• Entries supplied:

-------------------------

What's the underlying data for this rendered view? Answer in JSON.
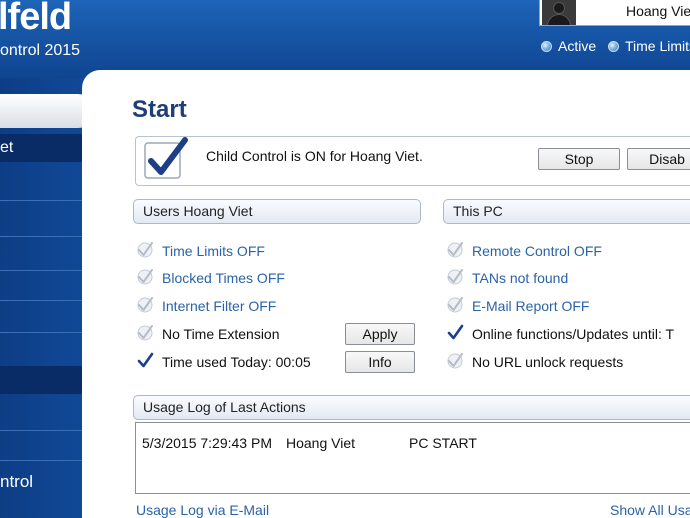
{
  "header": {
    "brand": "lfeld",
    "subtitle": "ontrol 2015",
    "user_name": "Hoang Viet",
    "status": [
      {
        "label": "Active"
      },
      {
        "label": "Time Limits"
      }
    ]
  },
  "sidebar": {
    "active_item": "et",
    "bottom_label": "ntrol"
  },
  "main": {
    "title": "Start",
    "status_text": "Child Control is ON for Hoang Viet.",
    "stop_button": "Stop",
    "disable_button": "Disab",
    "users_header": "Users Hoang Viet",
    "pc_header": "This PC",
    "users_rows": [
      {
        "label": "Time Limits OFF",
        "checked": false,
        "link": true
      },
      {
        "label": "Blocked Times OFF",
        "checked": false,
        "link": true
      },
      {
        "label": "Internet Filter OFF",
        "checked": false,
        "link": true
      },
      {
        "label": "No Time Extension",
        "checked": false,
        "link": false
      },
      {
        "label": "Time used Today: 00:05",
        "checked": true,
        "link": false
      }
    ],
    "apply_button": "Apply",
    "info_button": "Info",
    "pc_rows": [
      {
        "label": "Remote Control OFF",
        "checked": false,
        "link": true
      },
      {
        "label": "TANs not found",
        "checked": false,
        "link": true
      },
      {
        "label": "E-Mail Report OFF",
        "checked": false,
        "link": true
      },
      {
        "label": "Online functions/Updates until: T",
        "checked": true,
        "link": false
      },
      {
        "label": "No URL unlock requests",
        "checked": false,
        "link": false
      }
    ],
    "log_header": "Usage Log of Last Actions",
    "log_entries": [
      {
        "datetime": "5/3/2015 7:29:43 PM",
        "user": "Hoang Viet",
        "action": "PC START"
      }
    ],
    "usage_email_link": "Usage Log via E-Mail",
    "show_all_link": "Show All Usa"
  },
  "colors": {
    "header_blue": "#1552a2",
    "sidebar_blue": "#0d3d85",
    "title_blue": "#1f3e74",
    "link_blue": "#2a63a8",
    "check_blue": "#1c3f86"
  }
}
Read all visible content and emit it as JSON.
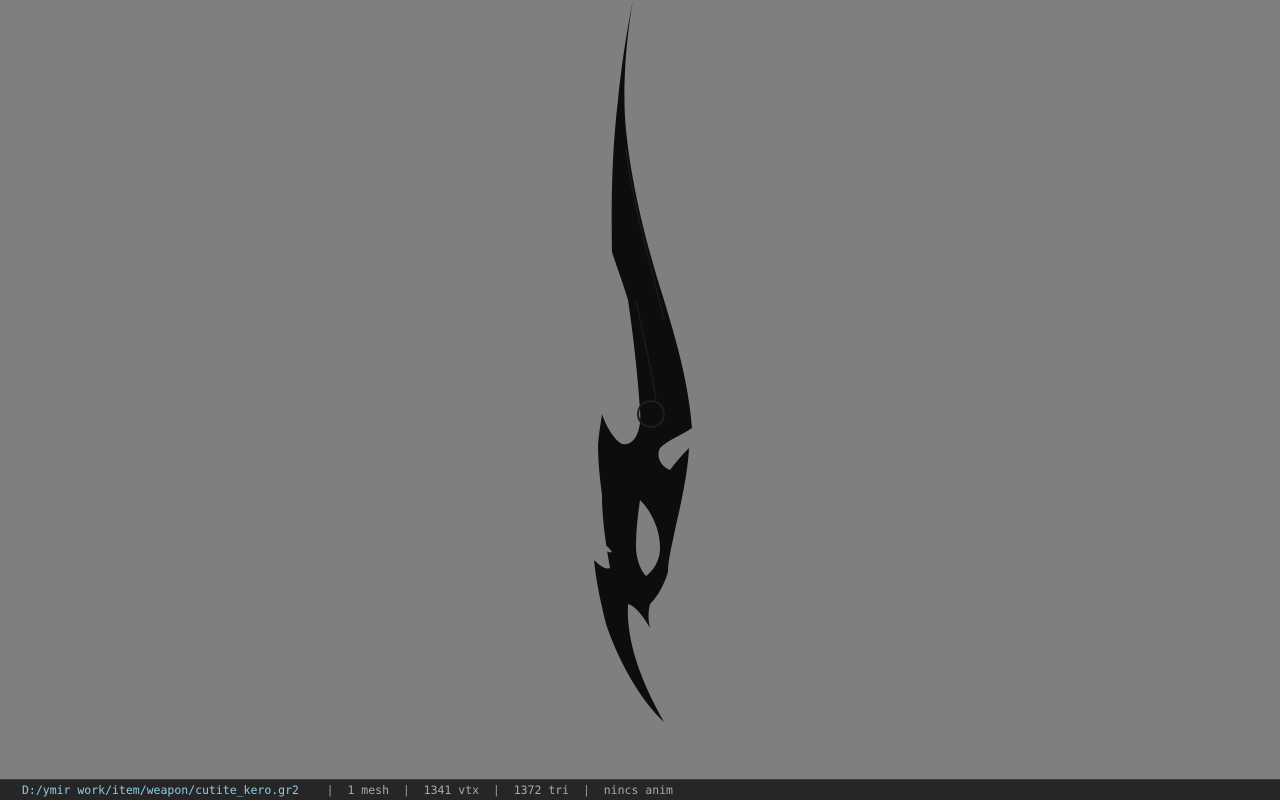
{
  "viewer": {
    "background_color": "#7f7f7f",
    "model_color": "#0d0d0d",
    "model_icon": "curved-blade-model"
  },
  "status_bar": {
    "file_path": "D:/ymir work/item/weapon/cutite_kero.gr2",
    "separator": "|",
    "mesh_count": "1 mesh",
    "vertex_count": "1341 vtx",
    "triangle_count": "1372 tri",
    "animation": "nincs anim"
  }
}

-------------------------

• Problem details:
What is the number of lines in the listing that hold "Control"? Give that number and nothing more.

• Answer for this exercise:
2